Michelle Cliff, a light-skinned Creole, was born in Kingston, Jamaica, on November 2, 1946. Her father was American and her mother was Jamaican. She grew up in a mulatto family that placed extreme importance on skin color and highly valued light skin. Consequently, her family continually insisted that she pass for white. As she matured, Cliff gradually realized that this rejection of her black heritage was unacceptable to her. Cliff spent her childhood both in the United States and Jamaica. When she was three years old, her family moved to the United States. She remained in Jamaica for a short period of time but soon joined her family in New York City. They lived in a Caribbean neighborhood. Cliff and her family made many visits to Jamaica during the late 1940’s and early 1950’s. In 1956, Cliff returned to live in Jamaica and attend boarding school.
Upon graduation from secondary school, she returned to the United States to attend Wagner College. During this time, she became involved in politics and in the feminist movement. In addition, she actively opposed the war in Vietnam. In 1969, she received an A.B. degree. She worked in the publishing field as a reporter, a researcher, and an editor. In 1974, she completed a master of philosophy and subsequently earned a Ph.D. from the Warburg Institute at the University of London. While a student at the girls’ boarding school in Jamaica, Cliff had been attracted to a classmate, but it was during her stay...

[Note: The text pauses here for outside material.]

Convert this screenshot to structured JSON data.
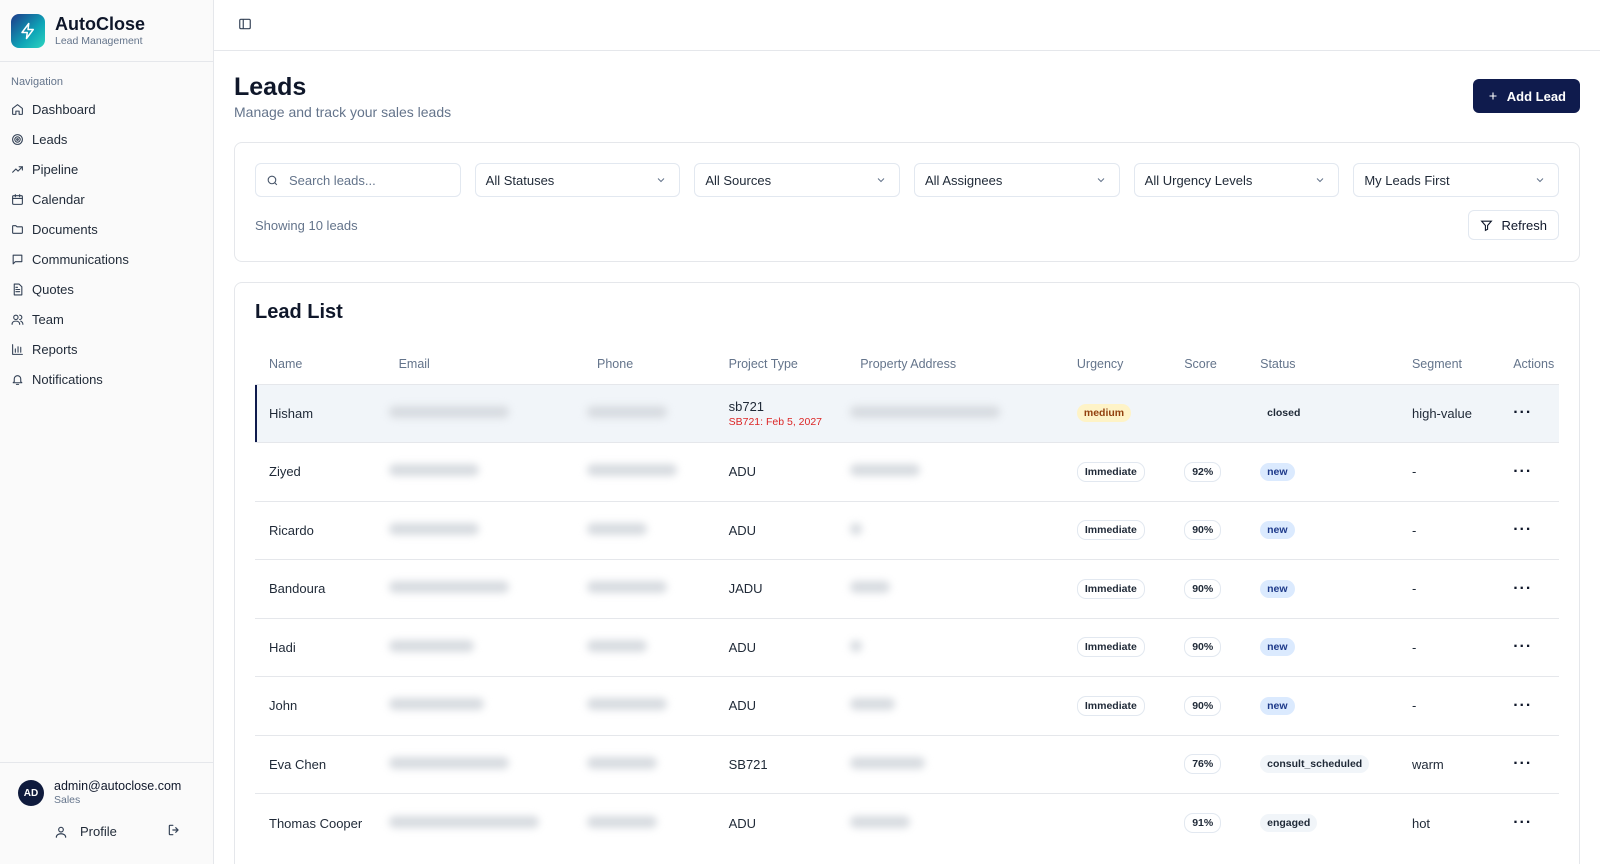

(The entire section is 388 words.)
Biography (Critical Survey of Long Fiction, Fourth Edition)
Michelle Cliff, the daughter of an American father and a Jamaican mother, was born on November 2, 1946, in Kingston, Jamaica. A light-skinned Creole, she was born into a mixed-race family that valued lightness of skin and continually insisted that she pass for white. This pressure to reject her Creole and black heritage has influenced her writing. During her childhood and adolescence, Cliff lived in Jamaica and the United States. Her family moved to the United States when she was three years old. She remained in Jamaica with other family members for some time, but she later joined the family in a Caribbean neighborhood of New York City. During the 1940’s and early 1950’s, Cliff often returned to Jamaica with her family for short visits; in 1956, when she was ten years old, she returned to Jamaica to attend boarding school.
After graduating from secondary school, Cliff returned to the United States and studied at Wagner College. She received a bachelor of arts degree in 1969 and then became involved in politics, including the feminist movement. She also was an active opponent of the war in Vietnam. After graduating from college, she worked in the publishing field as a reporter, researcher, and editor. She completed a master of philosophy degree in 1974 and received a doctorate from the Wartburg Institute at the University of London.
Although Cliff had been attracted to a classmate while at an all-female boarding school in Jamaica, it was...
(The entire section is 380 words.)